A Self-Murder Mystery


On 15 March 1977, with his wife’s consent, celebrated writer and former terrorist Hubert Aquin blew his brains out on the grounds of a Montreal convent school. Shocked by this self-murder, a filmmaker friend feels compelled to understand why Aquin killed himself - and discovers, at the heart of the tragedy, an unforgettable love story. A "documentary fiction" - a category which includes In Cold Blood and The Executioner’s Song - HA! is a seminal work that reinvents the audio-visual revolution of the last century.
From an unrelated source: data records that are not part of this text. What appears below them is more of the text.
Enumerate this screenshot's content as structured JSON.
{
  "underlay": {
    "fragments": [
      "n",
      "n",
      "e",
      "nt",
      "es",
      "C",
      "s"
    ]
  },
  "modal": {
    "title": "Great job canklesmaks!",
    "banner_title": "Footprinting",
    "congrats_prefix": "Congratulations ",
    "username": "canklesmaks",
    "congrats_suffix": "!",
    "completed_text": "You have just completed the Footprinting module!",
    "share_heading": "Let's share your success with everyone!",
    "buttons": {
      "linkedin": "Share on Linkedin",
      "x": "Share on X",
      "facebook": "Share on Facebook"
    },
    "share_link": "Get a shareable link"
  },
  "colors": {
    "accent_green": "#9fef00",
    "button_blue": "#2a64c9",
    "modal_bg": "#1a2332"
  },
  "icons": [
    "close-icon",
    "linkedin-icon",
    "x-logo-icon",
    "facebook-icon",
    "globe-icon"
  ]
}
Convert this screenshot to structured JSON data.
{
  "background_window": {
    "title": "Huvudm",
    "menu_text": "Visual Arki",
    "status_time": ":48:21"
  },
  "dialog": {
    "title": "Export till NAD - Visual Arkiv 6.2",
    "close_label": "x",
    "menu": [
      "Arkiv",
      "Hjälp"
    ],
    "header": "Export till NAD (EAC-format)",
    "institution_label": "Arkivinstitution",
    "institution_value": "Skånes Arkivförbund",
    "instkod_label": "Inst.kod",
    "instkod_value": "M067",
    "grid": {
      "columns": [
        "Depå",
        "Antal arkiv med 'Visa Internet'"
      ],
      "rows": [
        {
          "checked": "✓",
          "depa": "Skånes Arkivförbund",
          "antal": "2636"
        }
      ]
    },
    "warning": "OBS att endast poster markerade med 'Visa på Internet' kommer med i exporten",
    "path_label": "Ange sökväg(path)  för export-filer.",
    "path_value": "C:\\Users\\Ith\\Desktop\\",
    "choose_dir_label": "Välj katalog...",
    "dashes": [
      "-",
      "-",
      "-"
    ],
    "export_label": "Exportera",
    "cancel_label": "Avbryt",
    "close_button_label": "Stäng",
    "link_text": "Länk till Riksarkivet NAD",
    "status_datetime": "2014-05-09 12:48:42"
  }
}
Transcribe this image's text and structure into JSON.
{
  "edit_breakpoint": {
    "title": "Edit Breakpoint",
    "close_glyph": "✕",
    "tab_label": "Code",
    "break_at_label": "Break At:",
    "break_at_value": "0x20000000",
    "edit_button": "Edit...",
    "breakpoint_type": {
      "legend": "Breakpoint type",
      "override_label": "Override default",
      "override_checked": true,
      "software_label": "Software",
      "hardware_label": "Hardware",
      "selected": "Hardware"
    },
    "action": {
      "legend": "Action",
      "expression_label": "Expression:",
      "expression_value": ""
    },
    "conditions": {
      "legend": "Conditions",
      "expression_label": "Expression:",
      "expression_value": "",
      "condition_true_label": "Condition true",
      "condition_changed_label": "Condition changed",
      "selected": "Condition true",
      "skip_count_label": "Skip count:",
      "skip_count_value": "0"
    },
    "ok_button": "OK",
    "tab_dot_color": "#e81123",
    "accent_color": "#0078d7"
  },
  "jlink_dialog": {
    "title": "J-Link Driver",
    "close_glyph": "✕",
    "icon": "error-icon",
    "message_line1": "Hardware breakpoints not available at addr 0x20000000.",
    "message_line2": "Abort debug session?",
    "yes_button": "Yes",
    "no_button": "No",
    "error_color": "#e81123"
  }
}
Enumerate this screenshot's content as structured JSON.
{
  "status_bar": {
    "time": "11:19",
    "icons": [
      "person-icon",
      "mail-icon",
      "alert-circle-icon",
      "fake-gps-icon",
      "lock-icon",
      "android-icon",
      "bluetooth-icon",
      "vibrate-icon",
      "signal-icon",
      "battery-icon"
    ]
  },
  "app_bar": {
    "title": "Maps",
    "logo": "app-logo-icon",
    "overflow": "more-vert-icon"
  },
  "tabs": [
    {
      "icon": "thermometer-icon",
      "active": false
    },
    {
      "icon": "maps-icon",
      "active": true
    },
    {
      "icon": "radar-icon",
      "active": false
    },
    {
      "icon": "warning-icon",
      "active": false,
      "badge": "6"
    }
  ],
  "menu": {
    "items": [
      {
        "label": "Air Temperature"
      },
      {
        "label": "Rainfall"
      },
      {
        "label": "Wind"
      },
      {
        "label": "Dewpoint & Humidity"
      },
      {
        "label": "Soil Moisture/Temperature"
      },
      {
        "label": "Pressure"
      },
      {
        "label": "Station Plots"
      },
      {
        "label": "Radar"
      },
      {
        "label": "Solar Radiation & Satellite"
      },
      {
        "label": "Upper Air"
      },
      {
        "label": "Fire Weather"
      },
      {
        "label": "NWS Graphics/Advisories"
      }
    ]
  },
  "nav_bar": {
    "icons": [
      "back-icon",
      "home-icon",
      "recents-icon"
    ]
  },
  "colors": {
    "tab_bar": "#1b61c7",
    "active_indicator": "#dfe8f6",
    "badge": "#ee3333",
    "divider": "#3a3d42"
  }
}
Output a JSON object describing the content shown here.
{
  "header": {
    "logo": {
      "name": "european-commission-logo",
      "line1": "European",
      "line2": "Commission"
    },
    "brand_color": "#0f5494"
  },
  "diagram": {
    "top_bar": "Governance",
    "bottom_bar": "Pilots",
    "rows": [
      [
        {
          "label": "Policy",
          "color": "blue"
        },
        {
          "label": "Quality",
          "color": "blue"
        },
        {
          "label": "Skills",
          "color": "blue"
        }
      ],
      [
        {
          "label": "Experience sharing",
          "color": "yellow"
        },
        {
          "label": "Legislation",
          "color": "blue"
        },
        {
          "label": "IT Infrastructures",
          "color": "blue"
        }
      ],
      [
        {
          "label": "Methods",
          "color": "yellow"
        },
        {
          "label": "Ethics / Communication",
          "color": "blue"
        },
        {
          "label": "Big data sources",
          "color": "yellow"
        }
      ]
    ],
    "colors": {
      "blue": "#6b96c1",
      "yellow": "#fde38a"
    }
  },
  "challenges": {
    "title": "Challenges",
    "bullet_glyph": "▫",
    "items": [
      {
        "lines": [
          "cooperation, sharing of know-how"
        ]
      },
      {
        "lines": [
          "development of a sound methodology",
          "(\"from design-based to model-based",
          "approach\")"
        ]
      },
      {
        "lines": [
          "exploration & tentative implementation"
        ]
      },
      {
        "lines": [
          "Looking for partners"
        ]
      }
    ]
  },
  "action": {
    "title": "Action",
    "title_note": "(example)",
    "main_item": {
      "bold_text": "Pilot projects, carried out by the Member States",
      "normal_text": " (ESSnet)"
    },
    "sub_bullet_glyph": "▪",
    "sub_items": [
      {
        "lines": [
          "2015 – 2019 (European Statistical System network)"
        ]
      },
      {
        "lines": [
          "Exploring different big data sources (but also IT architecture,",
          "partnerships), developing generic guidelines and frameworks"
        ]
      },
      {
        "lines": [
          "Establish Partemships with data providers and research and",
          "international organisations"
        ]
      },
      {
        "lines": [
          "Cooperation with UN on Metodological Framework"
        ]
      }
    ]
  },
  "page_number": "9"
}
Interweaving photographs, documents, and images with testimony from Aquin’s friends and contemporaries, Aquin himself, and the writers and artists who influenced him, this intriguing novel takes the reader on a Joycean tour of a metropolis in the midst of political and cultural turmoil.


"[This book] is far from ordinary. It's a biographical stew, more dossier than narrative, crammed with interviews, letters, photos and maps . .. [it is] the strangely enlivening story of a chronic depressive and at the same time a sympathetic treatise on suicide that inadvertently provides excellent reasons for staying alive . .. Sheppard takes us deep into an exotic world where romantic nationalism became a generation's mad obsession, where poets and singers were suddenly society's heroes, and where otherwise sensible Montrealers spoke of revolution as if it were likely to happen at any minute . .. And yet the core of the material, Aquin's astonishing story and the still more astonishing Montreal of the 1970s, comes through clearly and unforgettably . .. Sheppard has made an exceptional book. His description of a moment in history has become in itself a bizarre literary event. " Robert Fulford, National Post

"A fabulous and astounding book. .. unique and absorbing. " Wayne Grady, author of The Quiet Limit of the World and The Bone Museum

"HA! is a truly incredible book. You are unlikely to find many that will even come close to it. " Geeta Nadkarmi, Between the Pages

"HA! is a harrowing investigation of some of the most profound and troubling aspects of the human condition. .. a brave and important work that richly deserves our attention and discussion. " Quill and Quire